The records:
== Segment start ==
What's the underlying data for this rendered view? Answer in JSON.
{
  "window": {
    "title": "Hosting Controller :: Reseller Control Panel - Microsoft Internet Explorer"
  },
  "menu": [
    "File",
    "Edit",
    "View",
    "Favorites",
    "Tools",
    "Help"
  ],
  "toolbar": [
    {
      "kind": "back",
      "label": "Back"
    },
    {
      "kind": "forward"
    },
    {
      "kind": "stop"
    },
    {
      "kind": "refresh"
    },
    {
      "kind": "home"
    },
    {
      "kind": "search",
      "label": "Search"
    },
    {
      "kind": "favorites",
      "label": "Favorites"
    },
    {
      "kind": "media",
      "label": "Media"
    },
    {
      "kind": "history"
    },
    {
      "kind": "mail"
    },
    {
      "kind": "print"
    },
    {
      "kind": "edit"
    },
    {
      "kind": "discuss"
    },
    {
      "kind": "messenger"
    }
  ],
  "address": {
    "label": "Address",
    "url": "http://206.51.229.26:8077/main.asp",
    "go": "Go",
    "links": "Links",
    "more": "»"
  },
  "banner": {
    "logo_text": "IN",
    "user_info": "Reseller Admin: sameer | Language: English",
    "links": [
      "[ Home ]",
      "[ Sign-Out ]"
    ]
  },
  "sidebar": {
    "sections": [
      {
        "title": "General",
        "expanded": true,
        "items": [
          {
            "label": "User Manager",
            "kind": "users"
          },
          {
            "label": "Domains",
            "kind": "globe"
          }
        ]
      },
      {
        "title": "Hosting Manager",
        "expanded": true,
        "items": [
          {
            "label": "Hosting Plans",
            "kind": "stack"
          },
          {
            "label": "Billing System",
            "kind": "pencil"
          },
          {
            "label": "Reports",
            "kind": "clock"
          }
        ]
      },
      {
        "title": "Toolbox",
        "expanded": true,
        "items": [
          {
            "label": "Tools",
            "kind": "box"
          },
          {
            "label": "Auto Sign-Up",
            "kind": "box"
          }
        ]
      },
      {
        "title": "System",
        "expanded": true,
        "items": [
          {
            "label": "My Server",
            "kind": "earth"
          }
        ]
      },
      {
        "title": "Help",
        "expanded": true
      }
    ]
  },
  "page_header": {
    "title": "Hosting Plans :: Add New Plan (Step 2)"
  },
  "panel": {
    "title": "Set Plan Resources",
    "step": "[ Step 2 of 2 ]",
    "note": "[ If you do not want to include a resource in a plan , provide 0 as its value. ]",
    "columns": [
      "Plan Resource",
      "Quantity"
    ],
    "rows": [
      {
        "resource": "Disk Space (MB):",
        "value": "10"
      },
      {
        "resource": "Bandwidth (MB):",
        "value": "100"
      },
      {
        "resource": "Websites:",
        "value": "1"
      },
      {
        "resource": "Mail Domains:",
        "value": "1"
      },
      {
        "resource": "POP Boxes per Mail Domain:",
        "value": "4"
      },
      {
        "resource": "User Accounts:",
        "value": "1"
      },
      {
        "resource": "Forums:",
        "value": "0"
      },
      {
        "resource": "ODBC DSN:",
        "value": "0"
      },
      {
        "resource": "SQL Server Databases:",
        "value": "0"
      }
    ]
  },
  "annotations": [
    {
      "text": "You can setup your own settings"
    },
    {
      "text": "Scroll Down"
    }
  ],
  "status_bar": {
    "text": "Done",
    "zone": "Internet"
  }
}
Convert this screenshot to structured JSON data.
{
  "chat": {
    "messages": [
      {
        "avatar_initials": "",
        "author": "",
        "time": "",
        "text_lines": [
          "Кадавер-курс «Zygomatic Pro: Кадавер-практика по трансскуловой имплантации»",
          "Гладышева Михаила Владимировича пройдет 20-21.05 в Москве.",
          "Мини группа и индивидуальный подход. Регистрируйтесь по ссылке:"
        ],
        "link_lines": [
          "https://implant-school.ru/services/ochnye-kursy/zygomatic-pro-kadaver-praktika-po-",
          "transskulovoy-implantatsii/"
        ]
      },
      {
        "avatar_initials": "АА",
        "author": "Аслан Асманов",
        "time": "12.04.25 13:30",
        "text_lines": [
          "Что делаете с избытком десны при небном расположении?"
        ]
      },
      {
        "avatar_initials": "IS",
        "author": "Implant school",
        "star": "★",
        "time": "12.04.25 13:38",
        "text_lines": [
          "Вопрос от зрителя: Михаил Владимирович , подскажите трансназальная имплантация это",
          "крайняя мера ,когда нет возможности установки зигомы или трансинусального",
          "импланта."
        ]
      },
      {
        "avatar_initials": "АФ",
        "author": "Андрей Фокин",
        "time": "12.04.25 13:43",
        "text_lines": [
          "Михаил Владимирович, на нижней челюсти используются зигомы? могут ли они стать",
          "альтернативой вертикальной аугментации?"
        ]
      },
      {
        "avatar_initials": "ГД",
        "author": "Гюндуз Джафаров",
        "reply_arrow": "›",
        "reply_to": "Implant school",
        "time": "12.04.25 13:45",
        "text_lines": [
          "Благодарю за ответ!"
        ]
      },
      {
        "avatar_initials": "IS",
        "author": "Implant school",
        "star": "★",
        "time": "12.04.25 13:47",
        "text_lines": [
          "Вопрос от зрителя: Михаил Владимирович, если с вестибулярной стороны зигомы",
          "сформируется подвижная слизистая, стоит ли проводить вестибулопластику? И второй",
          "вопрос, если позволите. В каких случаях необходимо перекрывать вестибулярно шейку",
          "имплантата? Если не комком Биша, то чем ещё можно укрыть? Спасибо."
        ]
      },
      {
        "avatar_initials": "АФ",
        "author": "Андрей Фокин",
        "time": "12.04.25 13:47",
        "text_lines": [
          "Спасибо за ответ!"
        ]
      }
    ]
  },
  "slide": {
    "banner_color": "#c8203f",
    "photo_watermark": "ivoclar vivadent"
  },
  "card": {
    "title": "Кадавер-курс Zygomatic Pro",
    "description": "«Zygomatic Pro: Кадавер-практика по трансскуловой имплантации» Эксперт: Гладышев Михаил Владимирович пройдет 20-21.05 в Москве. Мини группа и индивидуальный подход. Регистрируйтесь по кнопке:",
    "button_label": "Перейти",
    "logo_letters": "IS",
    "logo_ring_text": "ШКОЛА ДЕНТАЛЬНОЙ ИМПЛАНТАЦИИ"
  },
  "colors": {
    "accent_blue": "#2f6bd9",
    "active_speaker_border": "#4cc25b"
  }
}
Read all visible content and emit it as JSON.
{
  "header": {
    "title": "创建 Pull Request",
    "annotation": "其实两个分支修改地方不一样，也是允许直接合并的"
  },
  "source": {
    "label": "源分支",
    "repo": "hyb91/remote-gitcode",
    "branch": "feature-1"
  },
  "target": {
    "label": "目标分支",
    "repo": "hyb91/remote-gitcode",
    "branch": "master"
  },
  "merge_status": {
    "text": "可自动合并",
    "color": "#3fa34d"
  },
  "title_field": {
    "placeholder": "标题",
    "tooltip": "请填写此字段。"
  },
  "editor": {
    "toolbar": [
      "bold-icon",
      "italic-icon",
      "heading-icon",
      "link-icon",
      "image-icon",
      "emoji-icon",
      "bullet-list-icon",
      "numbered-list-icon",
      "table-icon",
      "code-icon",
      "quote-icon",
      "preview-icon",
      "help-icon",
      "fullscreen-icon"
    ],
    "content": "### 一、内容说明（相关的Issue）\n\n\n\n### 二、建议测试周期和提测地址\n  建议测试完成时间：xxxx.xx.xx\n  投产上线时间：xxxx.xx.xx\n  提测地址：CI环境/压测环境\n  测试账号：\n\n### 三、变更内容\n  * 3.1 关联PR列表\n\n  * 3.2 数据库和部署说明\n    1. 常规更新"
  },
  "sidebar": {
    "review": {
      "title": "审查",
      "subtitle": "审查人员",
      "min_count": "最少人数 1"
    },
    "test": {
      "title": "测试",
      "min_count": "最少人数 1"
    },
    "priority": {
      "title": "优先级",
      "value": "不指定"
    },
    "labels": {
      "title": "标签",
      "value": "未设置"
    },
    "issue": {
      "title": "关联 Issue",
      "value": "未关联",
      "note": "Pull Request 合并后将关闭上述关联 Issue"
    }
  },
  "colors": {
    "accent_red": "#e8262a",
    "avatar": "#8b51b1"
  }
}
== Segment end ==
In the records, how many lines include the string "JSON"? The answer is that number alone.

Response to this task: 3